Travis gave a funny, heartfelt toast. And then he was the life of the dance, until Danielle slapped his face.
Darby had wondered if they should step in and break up the fight. But Seth had just laughed and said his brother could take care of himself. It hadn’t been Travis whom Darby was worried about, but one look at Danielle’s expression told Darby nobody was going to mess with her.
They’d gone with French vanilla cake and buttercream icing. It was eminently edible, and Darby had enjoyed every last bite. For a formal event, it had become very laid back and fun as the night wore on.
Finally, Seth had escorted a very happy but tired Darby upstairs to the mayor’s private suite. He pushed open the door and lifted her into his arms.
Darby couldn’t help but laugh. “I feel like a princess.”
“You’re supposed to feel like a princess,” he rumbled in her ear.
“I never expected to have anything remotely like this for a wedding.” Then her eyes focused on the living room, seeing the fire, the candles and a table set for two with a white linen cloth, flowers, hors d’oeuvres and a bottle of champagne. “Oh, Seth.”
“For my bride,” he whispered, setting her down. “I thought you might be hungry.”
“I am,” she agreed. “It’s been a long night.”
“You want to slip into something more comfortable?”
“I’d like that.” Her dress was beautiful, but a little tight, and the stays in the bodice were digging into her ribs.
There was a glimmer in his eyes. “I put something out on the bed that I think you might like.”
She grinned. “That I might like, or that you might like?”
“Oh, I’ll like it a lot,” he admitted.
She stroked his cheek with her palm. “One wedding-night ensemble, coming up.”
“I’ll open the champagne,” he called as she walked away.
Moving to the bedroom, she pulled the pins and flowers out of her hair, letting it fall around her shoulders. She reached around to the zipper, sighing as the tight bodice fell away. Then she stepped out of the dress and hung it in the closet.

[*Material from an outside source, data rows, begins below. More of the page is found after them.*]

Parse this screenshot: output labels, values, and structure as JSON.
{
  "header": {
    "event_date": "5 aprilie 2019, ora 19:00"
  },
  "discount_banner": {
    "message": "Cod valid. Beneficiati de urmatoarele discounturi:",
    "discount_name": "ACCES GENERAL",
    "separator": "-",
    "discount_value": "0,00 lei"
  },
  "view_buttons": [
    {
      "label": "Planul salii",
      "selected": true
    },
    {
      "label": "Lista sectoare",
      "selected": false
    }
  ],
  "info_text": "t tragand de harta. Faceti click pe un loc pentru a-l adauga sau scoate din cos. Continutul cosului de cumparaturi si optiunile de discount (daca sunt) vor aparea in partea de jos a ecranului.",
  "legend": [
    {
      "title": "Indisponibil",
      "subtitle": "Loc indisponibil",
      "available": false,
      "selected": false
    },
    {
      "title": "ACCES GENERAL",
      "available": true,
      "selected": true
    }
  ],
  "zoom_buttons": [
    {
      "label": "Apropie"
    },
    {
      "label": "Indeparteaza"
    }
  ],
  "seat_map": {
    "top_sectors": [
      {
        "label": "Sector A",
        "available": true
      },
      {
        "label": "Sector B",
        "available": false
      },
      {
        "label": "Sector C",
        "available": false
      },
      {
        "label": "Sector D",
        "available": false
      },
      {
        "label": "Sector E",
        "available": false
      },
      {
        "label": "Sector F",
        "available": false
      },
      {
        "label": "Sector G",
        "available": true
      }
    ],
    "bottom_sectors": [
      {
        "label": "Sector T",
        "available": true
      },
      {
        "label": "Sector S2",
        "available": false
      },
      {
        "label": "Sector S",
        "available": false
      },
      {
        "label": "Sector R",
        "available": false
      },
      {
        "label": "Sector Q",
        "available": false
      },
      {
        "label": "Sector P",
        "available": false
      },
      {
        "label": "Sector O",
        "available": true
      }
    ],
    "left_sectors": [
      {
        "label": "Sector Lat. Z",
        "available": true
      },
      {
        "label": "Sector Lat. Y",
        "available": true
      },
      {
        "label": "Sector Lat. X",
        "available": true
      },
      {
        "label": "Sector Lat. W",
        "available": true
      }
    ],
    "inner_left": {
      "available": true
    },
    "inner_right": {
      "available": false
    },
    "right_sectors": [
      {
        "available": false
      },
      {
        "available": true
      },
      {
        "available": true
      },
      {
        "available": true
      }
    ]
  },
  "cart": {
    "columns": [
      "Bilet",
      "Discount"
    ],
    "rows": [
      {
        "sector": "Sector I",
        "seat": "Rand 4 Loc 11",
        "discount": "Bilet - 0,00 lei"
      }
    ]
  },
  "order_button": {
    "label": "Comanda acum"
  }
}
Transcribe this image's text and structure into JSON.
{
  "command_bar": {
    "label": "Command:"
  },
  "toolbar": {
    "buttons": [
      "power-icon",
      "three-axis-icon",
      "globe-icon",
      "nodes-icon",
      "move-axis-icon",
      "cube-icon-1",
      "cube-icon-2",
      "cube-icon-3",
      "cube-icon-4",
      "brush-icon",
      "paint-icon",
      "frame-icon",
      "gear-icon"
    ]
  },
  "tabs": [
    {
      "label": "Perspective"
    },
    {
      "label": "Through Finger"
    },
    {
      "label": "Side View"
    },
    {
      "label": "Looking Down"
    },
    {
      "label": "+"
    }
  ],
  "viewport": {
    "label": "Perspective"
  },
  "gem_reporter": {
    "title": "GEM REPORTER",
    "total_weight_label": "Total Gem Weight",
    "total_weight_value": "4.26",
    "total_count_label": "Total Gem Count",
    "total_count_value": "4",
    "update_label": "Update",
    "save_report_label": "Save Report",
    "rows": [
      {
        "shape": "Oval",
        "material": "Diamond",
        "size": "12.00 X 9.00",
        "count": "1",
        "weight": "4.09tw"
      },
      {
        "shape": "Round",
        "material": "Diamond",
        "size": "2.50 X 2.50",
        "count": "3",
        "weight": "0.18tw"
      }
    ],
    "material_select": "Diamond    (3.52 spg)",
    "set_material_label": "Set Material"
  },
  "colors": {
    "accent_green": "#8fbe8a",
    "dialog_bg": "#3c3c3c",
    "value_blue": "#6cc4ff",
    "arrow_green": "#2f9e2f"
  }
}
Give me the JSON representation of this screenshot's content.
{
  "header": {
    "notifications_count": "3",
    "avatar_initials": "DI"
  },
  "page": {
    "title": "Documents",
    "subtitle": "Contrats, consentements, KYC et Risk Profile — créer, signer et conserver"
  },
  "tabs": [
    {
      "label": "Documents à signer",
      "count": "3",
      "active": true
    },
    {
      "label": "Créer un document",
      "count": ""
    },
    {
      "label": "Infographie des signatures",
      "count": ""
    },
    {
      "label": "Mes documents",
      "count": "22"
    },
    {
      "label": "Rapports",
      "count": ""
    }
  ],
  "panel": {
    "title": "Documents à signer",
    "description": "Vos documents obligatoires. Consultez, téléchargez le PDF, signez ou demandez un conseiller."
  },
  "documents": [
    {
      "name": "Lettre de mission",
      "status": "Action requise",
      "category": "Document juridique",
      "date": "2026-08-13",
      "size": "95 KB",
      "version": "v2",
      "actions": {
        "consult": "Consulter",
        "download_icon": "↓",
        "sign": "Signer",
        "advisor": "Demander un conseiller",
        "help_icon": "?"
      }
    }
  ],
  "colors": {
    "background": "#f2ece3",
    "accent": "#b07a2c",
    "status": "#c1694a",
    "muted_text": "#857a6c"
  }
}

When she looked at the bed, she burst out laughing. She’d expected satin and lace, something short and naughty. What she got was a blue tank top and a pair of gray sweatpants.
She returned to the living room and did a pirouette in front of Seth.
“You opted for comfortable?” she asked.
“Are you comfortable?” he returned.
“Good.” He handed her a glass of champagne. He had stripped down to his slacks and dress shirt, rolling up the sleeves. “Tonight’s about you, not about me. I think you’re beautiful in anything.
“Plus—” he clinked their two glasses together “—I’m planning to take it off you later, anyway.”
“I love you, Seth,” she told him before sipping the sweet, bubbly liquid.
“I adore you, Darby. Mrs. Jacobs.” His tone went husky, and his arm slipped around her waist. “My wife.”
He gave her a kiss. “I have one more present for you.”
She drew back. “What? Are you kidding? I didn’t get you anything.”
“You’ve already given me everything. There’s nothing else I need.”
“But that’s not fair,” she protested, even as he extracted a long, cardboard tube from the corner desk.
He handed it to her with a flourish.
“It’s not even wrapped,” she joked.
“How soon you get spoiled.”
She bopped him gently on the head with the tube, and he laughed. Then she pried off the plastic end and peered into the darkness. “What is it?”
“Architectural drawings.” He pulled out several large sheets of paper. “Three options for Sierra Hotel. If you like one of them, we can break ground tomorrow.”
“Seriously?” she asked, crossing to the desk where they could roll the plans out.
“If we pour the foundation before freeze-up, the contractor can work all winter. By the time construction starts on the railway in the spring, you’ll have a whole new home.”
She paged through the drawings, liking all of them.
“You didn’t have to do this,” she told him in awe.
“I did,” he responded, stroking her hair. “It’s my fault you lost your family home.”
“I have a new family home. And a new family.”
“You do.” He kissed the delicate spot beside her ear. “You’ll never be alone again.”